▶ _What is required_: Using the records below, find how many lines hold the word "인스턴스" and reply with only that number.

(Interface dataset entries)
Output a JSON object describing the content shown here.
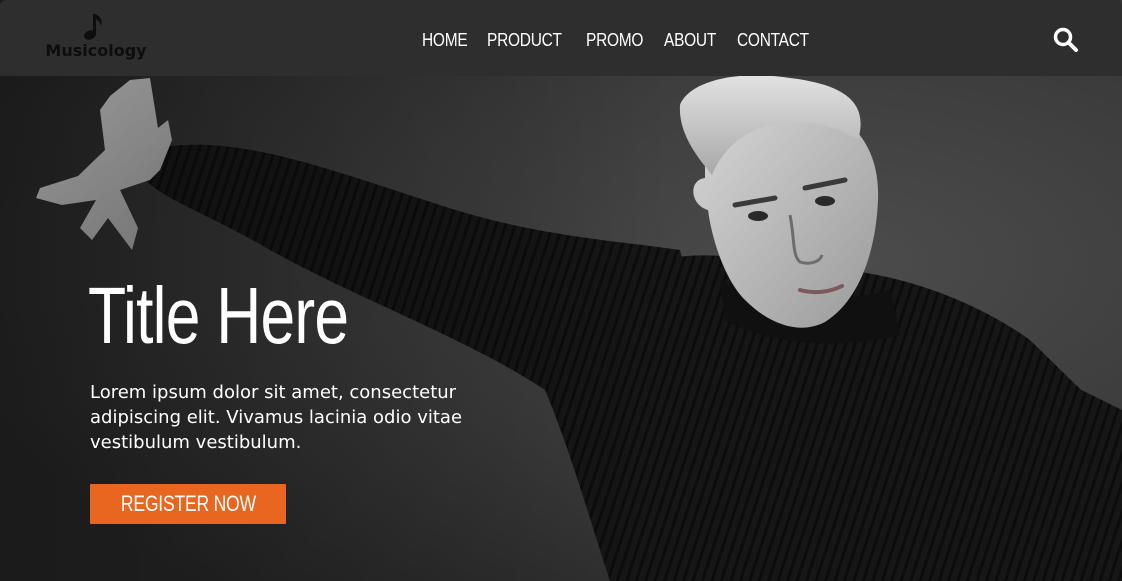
{
  "brand": {
    "name": "Musicology",
    "icon": "music-note-icon"
  },
  "nav": {
    "items": [
      {
        "label": "HOME"
      },
      {
        "label": "PRODUCT"
      },
      {
        "label": "PROMO"
      },
      {
        "label": "ABOUT"
      },
      {
        "label": "CONTACT"
      }
    ],
    "search_icon": "search-icon"
  },
  "hero": {
    "title": "Title Here",
    "description": "Lorem ipsum dolor sit amet, consectetur adipiscing elit. Vivamus lacinia odio vitae vestibulum vestibulum.",
    "cta_label": "REGISTER NOW"
  },
  "colors": {
    "navbar_bg": "#2e2e2e",
    "accent": "#e8661f",
    "text": "#ffffff"
  }
}
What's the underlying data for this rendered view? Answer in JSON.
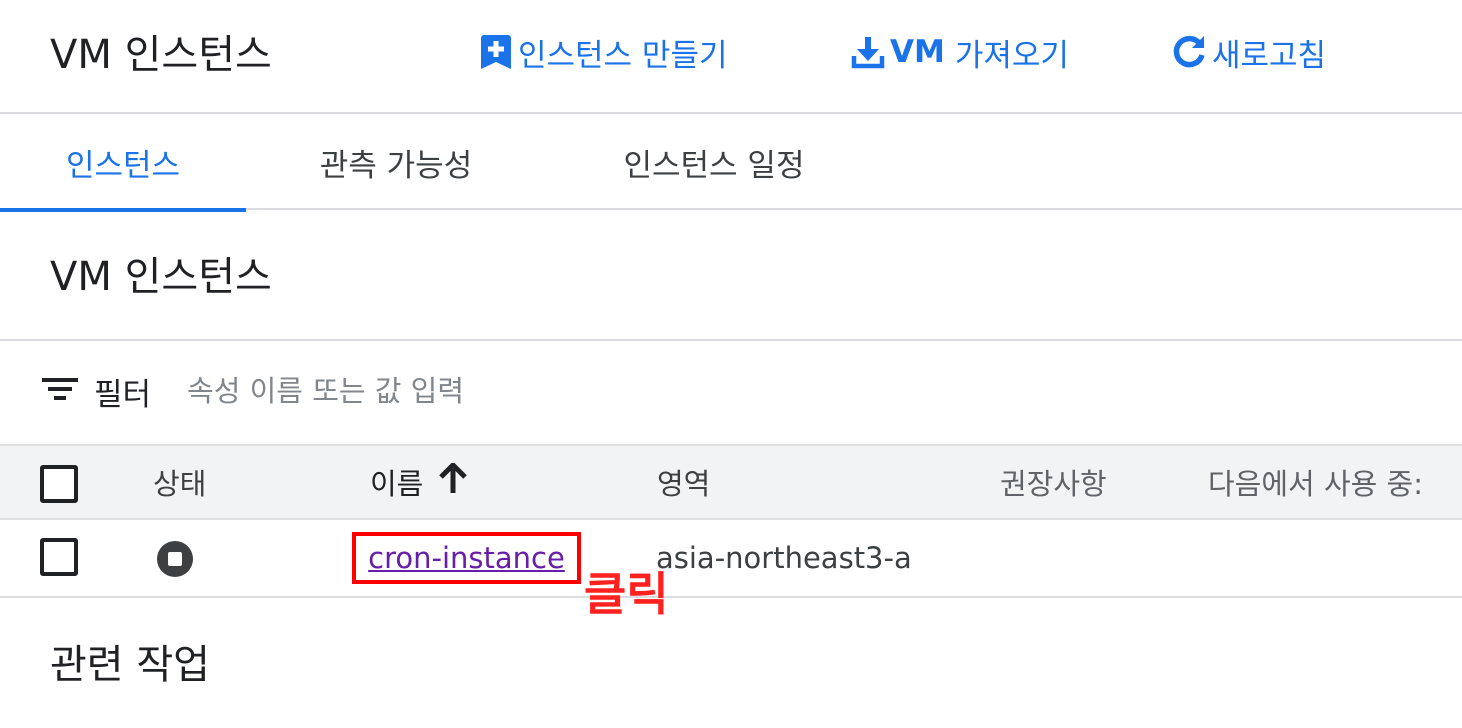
{
  "header": {
    "title": "VM 인스턴스",
    "actions": {
      "create_label": "인스턴스 만들기",
      "import_prefix": "VM",
      "import_label": "가져오기",
      "refresh_label": "새로고침"
    }
  },
  "tabs": [
    {
      "label": "인스턴스",
      "active": true
    },
    {
      "label": "관측 가능성",
      "active": false
    },
    {
      "label": "인스턴스 일정",
      "active": false
    }
  ],
  "section": {
    "title": "VM 인스턴스"
  },
  "filter": {
    "label": "필터",
    "placeholder": "속성 이름 또는 값 입력"
  },
  "table": {
    "columns": {
      "status": "상태",
      "name": "이름",
      "zone": "영역",
      "recommendation": "권장사항",
      "in_use_by": "다음에서 사용 중:"
    },
    "sort": {
      "column": "name",
      "direction": "ascending"
    },
    "rows": [
      {
        "status": "stopped",
        "name": "cron-instance",
        "zone": "asia-northeast3-a"
      }
    ]
  },
  "annotation": {
    "text": "클릭"
  },
  "related": {
    "title": "관련 작업"
  },
  "colors": {
    "accent": "#1a73e8",
    "visited_link": "#681da8",
    "annotation": "#ff0000"
  }
}
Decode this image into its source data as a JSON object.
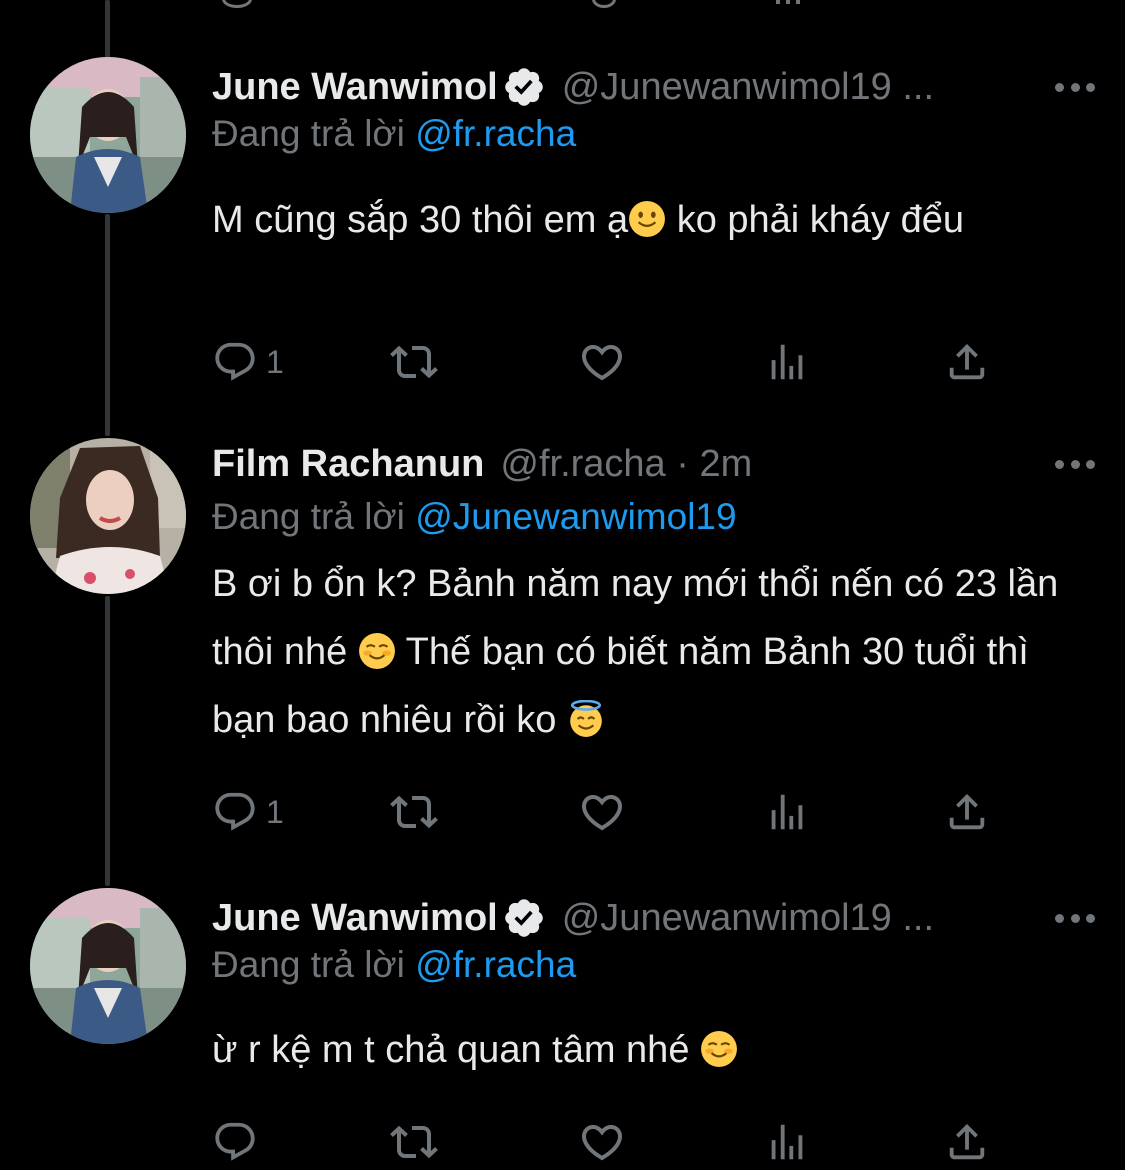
{
  "tweets": [
    {
      "name": "June Wanwimol",
      "verified": true,
      "handle": "@Junewanwimol19 ...",
      "reply_prefix": "Đang trả lời",
      "reply_to": "@fr.racha",
      "text_parts": [
        "M cũng sắp 30 thôi em ạ",
        " ko phải kháy đểu"
      ],
      "emojis": [
        "slightly-smiling-face"
      ],
      "reply_count": "1",
      "retweet_count": "",
      "like_count": ""
    },
    {
      "name": "Film Rachanun",
      "verified": false,
      "handle": "@fr.racha · 2m",
      "reply_prefix": "Đang trả lời",
      "reply_to": "@Junewanwimol19",
      "text_parts": [
        "B ơi b ổn k? Bảnh năm nay mới thổi nến có 23 lần thôi nhé ",
        "  Thế bạn có biết năm Bảnh 30 tuổi thì bạn bao nhiêu rồi ko "
      ],
      "emojis": [
        "smiling-face",
        "smiling-face-with-halo"
      ],
      "reply_count": "1",
      "retweet_count": "",
      "like_count": ""
    },
    {
      "name": "June Wanwimol",
      "verified": true,
      "handle": "@Junewanwimol19 ...",
      "reply_prefix": "Đang trả lời",
      "reply_to": "@fr.racha",
      "text_parts": [
        "ừ r kệ m t chả quan tâm nhé "
      ],
      "emojis": [
        "smiling-face"
      ],
      "reply_count": "",
      "retweet_count": "",
      "like_count": ""
    }
  ],
  "icons": {
    "reply": "reply-icon",
    "retweet": "retweet-icon",
    "like": "heart-icon",
    "views": "views-icon",
    "share": "share-icon",
    "more": "more-icon",
    "verified": "verified-badge-icon"
  },
  "colors": {
    "background": "#000000",
    "text": "#e7e9ea",
    "muted": "#71767b",
    "link": "#1d9bf0",
    "thread_line": "#333639"
  }
}
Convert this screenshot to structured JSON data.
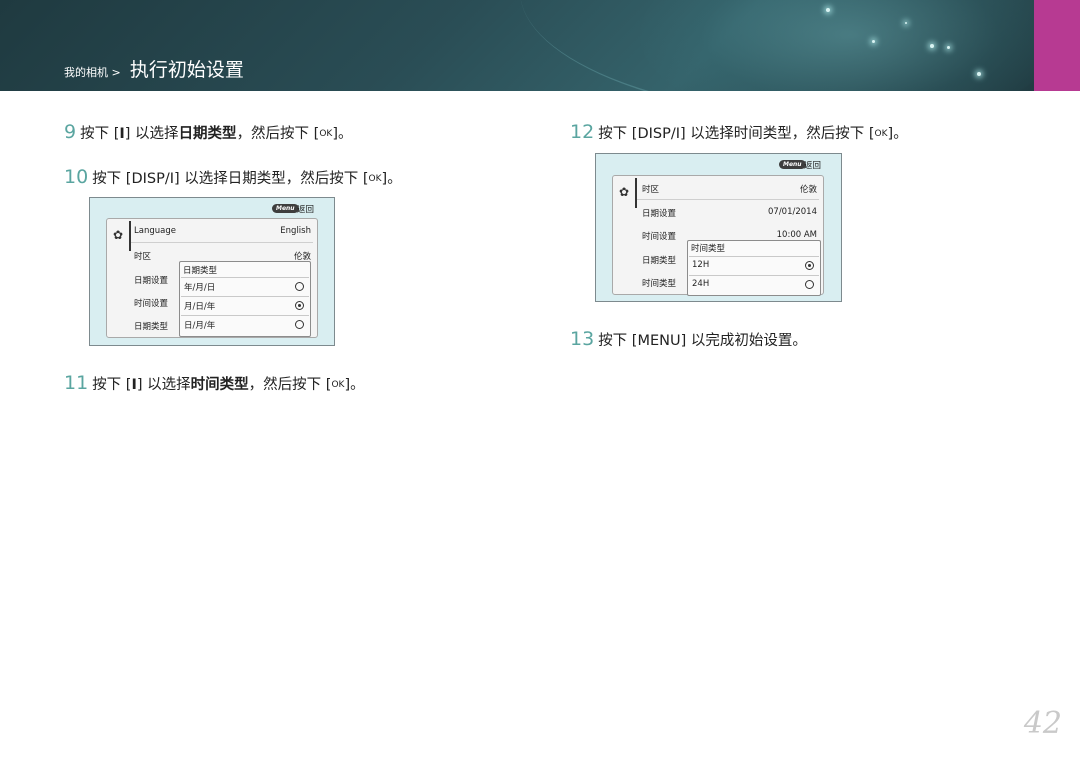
{
  "header": {
    "crumb_small": "我的相机 >",
    "crumb_big": "执行初始设置",
    "accent_tab_color": "#b73a92"
  },
  "steps": {
    "s9": {
      "num": "9",
      "pre": "按下 [",
      "key": "I",
      "mid": "] 以选择",
      "bold": "日期类型",
      "post": "，然后按下 [",
      "ok": "OK",
      "end": "]。"
    },
    "s10": {
      "num": "10",
      "text": "按下 [DISP/I] 以选择日期类型，然后按下 [",
      "ok": "OK",
      "end": "]。"
    },
    "s11": {
      "num": "11",
      "pre": "按下 [",
      "key": "I",
      "mid": "] 以选择",
      "bold": "时间类型",
      "post": "，然后按下 [",
      "ok": "OK",
      "end": "]。"
    },
    "s12": {
      "num": "12",
      "text": "按下 [DISP/I] 以选择时间类型，然后按下 [",
      "ok": "OK",
      "end": "]。"
    },
    "s13": {
      "num": "13",
      "text": "按下 [MENU] 以完成初始设置。"
    }
  },
  "screen_date": {
    "menu_label": "Menu",
    "back_label": "返回",
    "rows": [
      {
        "label": "Language",
        "value": "English"
      },
      {
        "label": "时区",
        "value": "伦敦"
      },
      {
        "label": "日期设置",
        "value": ""
      },
      {
        "label": "时间设置",
        "value": ""
      },
      {
        "label": "日期类型",
        "value": ""
      }
    ],
    "popup_title": "日期类型",
    "options": [
      {
        "label": "年/月/日",
        "selected": false
      },
      {
        "label": "月/日/年",
        "selected": true
      },
      {
        "label": "日/月/年",
        "selected": false
      }
    ]
  },
  "screen_time": {
    "menu_label": "Menu",
    "back_label": "返回",
    "rows": [
      {
        "label": "时区",
        "value": "伦敦"
      },
      {
        "label": "日期设置",
        "value": "07/01/2014"
      },
      {
        "label": "时间设置",
        "value": "10:00 AM"
      },
      {
        "label": "日期类型",
        "value": ""
      },
      {
        "label": "时间类型",
        "value": ""
      }
    ],
    "popup_title": "时间类型",
    "options": [
      {
        "label": "12H",
        "selected": true
      },
      {
        "label": "24H",
        "selected": false
      }
    ]
  },
  "page_number": "42"
}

▶ _Task response_: 5